Thus, I enter the world of Culture Magazine, full of cheese, some cheese, and a little bit of cheese. My specialty knowledge in the subject is somewhat scarce.
I'm betting that will change by the end of the summer.
My aunt once told me that finding a property you want to buy is like falling in love: you'll just know when it's "the one." Lately I've been unabashedly falling in and out of love due to the game that is property purchasing negotiation.
There was this one farm, south of Worcester, that turned out to be untrustworthy. Maybe because it was my first, it appeared to me, on the surface, pretty great. It boasted seventy some-odd acres, many of which in pasture. It drew me in with its several outbuildings, large and enticing me to imagine a herd of one hundred goats and a spacious, light-filled cheesemake. We had a home inspector come in to evaluate the decency of this particular potential purchase. A wonder it would be to have boyfriend inspectors...
In case you had any doubts about the colonizing reach of American food culture, rest assured that it’s alive and well. Food trucks, those nomadic quasi-restaurants that have roamed streets from Manhattan to West LA in recent years, have now arrived in Paris. A front-page article in the New York Times yesterday documented the newfound popularity of food trucks in the City of Light, which are run primarily by American chefs and serve primarily American food. As Julia Moskin wrote, “Among young Parisians, there is currently no greater praise for cuisine than ‘très Brooklyn,’ a term that signifies a particularly cool combination of informality, creativity and quality.”

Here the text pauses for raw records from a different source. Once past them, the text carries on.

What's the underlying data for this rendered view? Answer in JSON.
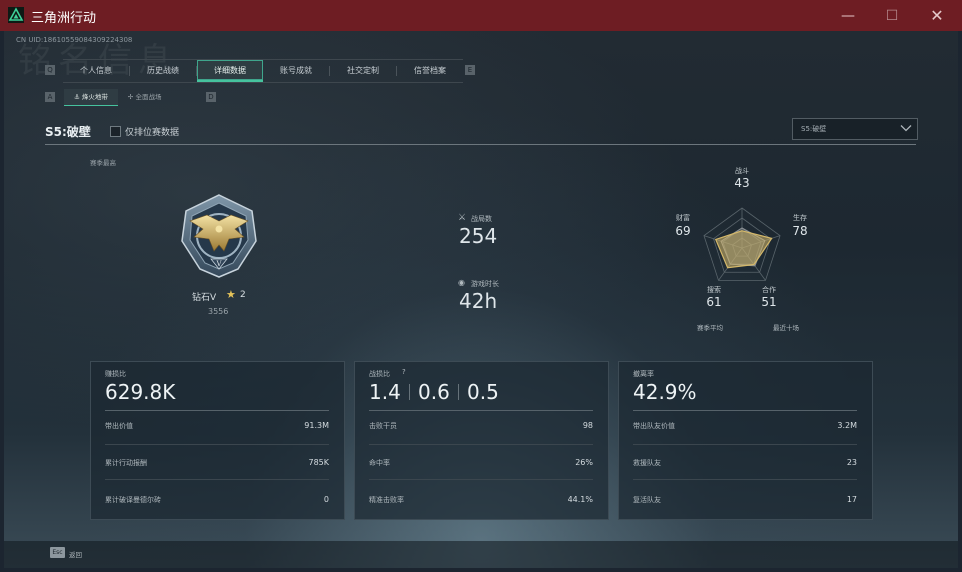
{
  "window": {
    "title": "三角洲行动",
    "minimize_glyph": "—",
    "maximize_glyph": "☐",
    "close_glyph": "✕"
  },
  "header": {
    "watermark": "铭名信息",
    "uid": "CN UID:18610559084309224308"
  },
  "nav": {
    "left_key": "Q",
    "right_key": "E",
    "tabs": [
      "个人信息",
      "历史战绩",
      "详细数据",
      "账号成就",
      "社交定制",
      "信誉档案"
    ],
    "active_tab": "详细数据",
    "sub_left_key": "A",
    "sub_right_key": "D",
    "subtabs": [
      "烽火地带",
      "全面战场"
    ],
    "active_subtab": "烽火地带"
  },
  "filter": {
    "season_title": "S5:破壁",
    "ranked_only_label": "仅排位赛数据",
    "ranked_only_checked": false,
    "season_dropdown": "S5:破壁"
  },
  "rank": {
    "season_high_label": "赛季最高",
    "name": "钻石V",
    "stars": "2",
    "score": "3556"
  },
  "summary": {
    "matches_label": "战局数",
    "matches": "254",
    "playtime_label": "游戏时长",
    "playtime": "42h"
  },
  "radar": {
    "combat_label": "战斗",
    "combat": "43",
    "survival_label": "生存",
    "survival": "78",
    "coop_label": "合作",
    "coop": "51",
    "search_label": "搜索",
    "search": "61",
    "wealth_label": "财富",
    "wealth": "69",
    "legend_avg": "赛季平均",
    "legend_recent": "最近十场",
    "values_recent": [
      43,
      78,
      51,
      61,
      69
    ],
    "values_avg": [
      50,
      60,
      55,
      50,
      55
    ],
    "max": 100,
    "recent_color": "#d4b86a",
    "avg_color": "#8c9196"
  },
  "cards": {
    "loot": {
      "title": "赚损比",
      "big": "629.8K",
      "rows": [
        {
          "label": "带出价值",
          "value": "91.3M"
        },
        {
          "label": "累计行动报酬",
          "value": "785K"
        },
        {
          "label": "累计破译曼德尔砖",
          "value": "0"
        }
      ]
    },
    "combat": {
      "title": "战损比",
      "help_glyph": "?",
      "ratios": [
        "1.4",
        "0.6",
        "0.5"
      ],
      "rows": [
        {
          "label": "击败干员",
          "value": "98"
        },
        {
          "label": "命中率",
          "value": "26%"
        },
        {
          "label": "精准击败率",
          "value": "44.1%"
        }
      ]
    },
    "extract": {
      "title": "撤离率",
      "big": "42.9%",
      "rows": [
        {
          "label": "带出队友价值",
          "value": "3.2M"
        },
        {
          "label": "救援队友",
          "value": "23"
        },
        {
          "label": "复活队友",
          "value": "17"
        }
      ]
    }
  },
  "footer": {
    "back_key": "Esc",
    "back_label": "返回"
  },
  "colors": {
    "titlebar": "#6e1d23",
    "accent_green": "#46c39e",
    "radar_gold": "#d4b86a"
  }
}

Wondering why northern Italy got hit twice in short order with earthquakes? I asked Jeffrey Park, coauthor of Dynamic Earth (Read it. It's about the earth you live on. The one we return to, call mother, mine, fight over, and, sadly, the one that puts the terror in terroir). He's a Yale seismologist who works on the seismology of northern Italy. Here’s what he had to say. A warning, there’s strong earth science language in this report, a suggestion that plates are getting stuffed in the mantle, plus a reference to a quake in the 1500s. Reader access to a geological dictionary is advised. ~ Steph
The earthquakes both hit very close to Bologna, where I spent a year's sabbatical while collecting seismic data. I once spent a night in Carpi, where the cathedral roof fell in.